● What is expected
Copy out the records in full, word for word, without pictures.

● Data for review
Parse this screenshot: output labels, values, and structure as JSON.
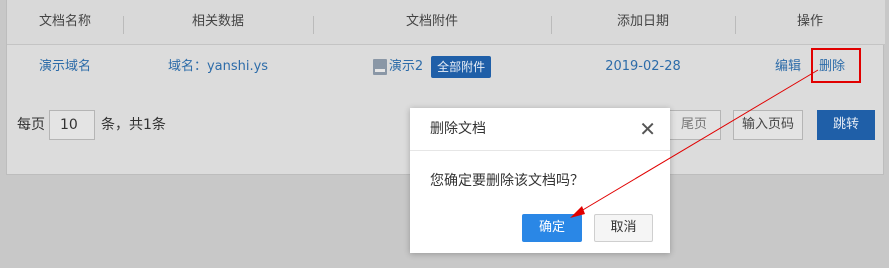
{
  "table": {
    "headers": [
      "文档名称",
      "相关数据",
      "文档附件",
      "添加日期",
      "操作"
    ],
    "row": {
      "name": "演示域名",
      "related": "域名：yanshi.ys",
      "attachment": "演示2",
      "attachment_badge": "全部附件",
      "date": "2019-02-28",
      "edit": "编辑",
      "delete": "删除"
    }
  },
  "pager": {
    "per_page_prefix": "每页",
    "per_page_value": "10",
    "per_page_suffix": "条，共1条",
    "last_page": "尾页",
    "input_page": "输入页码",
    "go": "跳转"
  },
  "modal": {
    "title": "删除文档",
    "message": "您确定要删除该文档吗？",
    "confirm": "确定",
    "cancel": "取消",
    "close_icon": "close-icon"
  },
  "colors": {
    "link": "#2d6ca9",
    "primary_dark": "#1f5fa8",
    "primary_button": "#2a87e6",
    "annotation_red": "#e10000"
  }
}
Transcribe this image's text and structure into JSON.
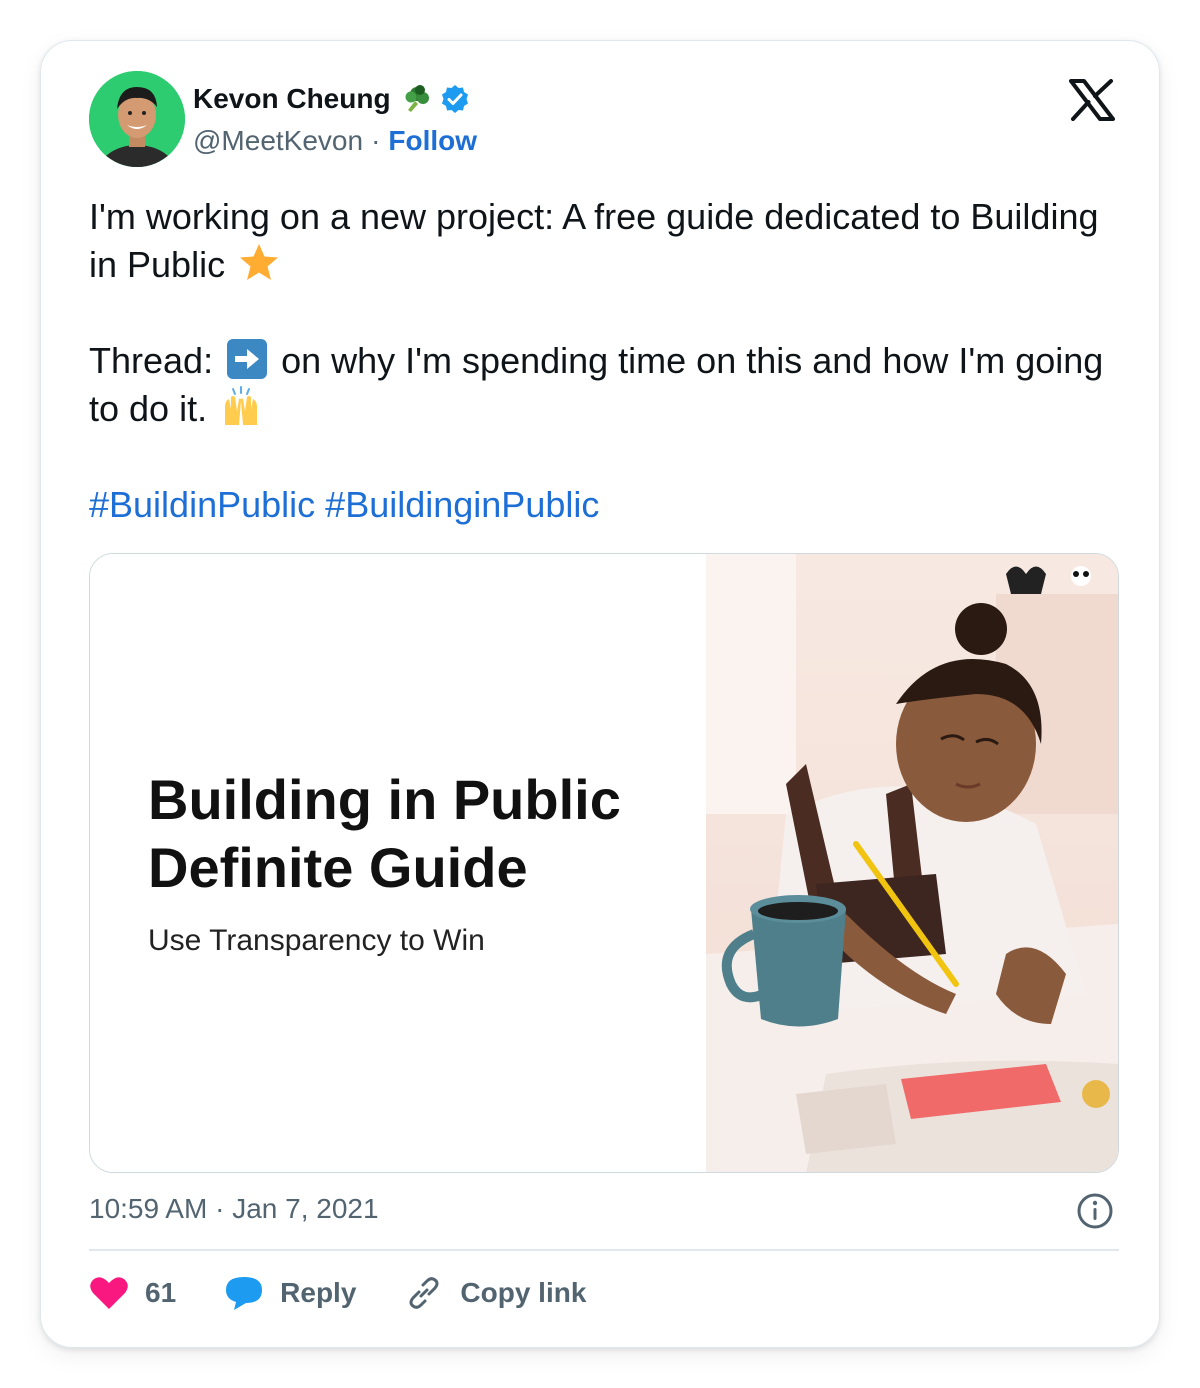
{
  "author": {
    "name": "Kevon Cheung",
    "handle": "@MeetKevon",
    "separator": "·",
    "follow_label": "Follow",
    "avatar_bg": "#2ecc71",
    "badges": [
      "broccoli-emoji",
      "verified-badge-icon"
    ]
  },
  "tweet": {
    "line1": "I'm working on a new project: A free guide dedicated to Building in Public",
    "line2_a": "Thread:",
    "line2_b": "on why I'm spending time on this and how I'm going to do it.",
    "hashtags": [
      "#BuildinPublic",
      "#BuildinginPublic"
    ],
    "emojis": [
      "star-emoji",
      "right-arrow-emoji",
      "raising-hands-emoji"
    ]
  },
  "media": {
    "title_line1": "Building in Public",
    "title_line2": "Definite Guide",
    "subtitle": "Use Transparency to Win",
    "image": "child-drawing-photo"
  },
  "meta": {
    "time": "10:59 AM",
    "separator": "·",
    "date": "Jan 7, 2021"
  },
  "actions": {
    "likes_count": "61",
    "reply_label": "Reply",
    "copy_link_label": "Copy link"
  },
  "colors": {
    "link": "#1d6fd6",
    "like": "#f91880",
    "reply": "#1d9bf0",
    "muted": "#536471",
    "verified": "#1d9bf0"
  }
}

● Written response
Parse this screenshot: output labels, values, and structure as JSON.
{
  "table": {
    "headers": [
      "文档名称",
      "相关数据",
      "文档附件",
      "添加日期",
      "操作"
    ],
    "row": {
      "name": "演示域名",
      "related": "域名：yanshi.ys",
      "attachment": "演示2",
      "attachment_badge": "全部附件",
      "date": "2019-02-28",
      "edit": "编辑",
      "delete": "删除"
    }
  },
  "pager": {
    "per_page_prefix": "每页",
    "per_page_value": "10",
    "per_page_suffix": "条，共1条",
    "last_page": "尾页",
    "input_page": "输入页码",
    "go": "跳转"
  },
  "modal": {
    "title": "删除文档",
    "message": "您确定要删除该文档吗？",
    "confirm": "确定",
    "cancel": "取消",
    "close_icon": "close-icon"
  },
  "colors": {
    "link": "#2d6ca9",
    "primary_dark": "#1f5fa8",
    "primary_button": "#2a87e6",
    "annotation_red": "#e10000"
  }
}
Transcribe this image's text and structure into JSON.
{
  "author": {
    "name": "Kevon Cheung",
    "handle": "@MeetKevon",
    "separator": "·",
    "follow_label": "Follow",
    "avatar_bg": "#2ecc71",
    "badges": [
      "broccoli-emoji",
      "verified-badge-icon"
    ]
  },
  "tweet": {
    "line1": "I'm working on a new project: A free guide dedicated to Building in Public",
    "line2_a": "Thread:",
    "line2_b": "on why I'm spending time on this and how I'm going to do it.",
    "hashtags": [
      "#BuildinPublic",
      "#BuildinginPublic"
    ],
    "emojis": [
      "star-emoji",
      "right-arrow-emoji",
      "raising-hands-emoji"
    ]
  },
  "media": {
    "title_line1": "Building in Public",
    "title_line2": "Definite Guide",
    "subtitle": "Use Transparency to Win",
    "image": "child-drawing-photo"
  },
  "meta": {
    "time": "10:59 AM",
    "separator": "·",
    "date": "Jan 7, 2021"
  },
  "actions": {
    "likes_count": "61",
    "reply_label": "Reply",
    "copy_link_label": "Copy link"
  },
  "colors": {
    "link": "#1d6fd6",
    "like": "#f91880",
    "reply": "#1d9bf0",
    "muted": "#536471",
    "verified": "#1d9bf0"
  }
}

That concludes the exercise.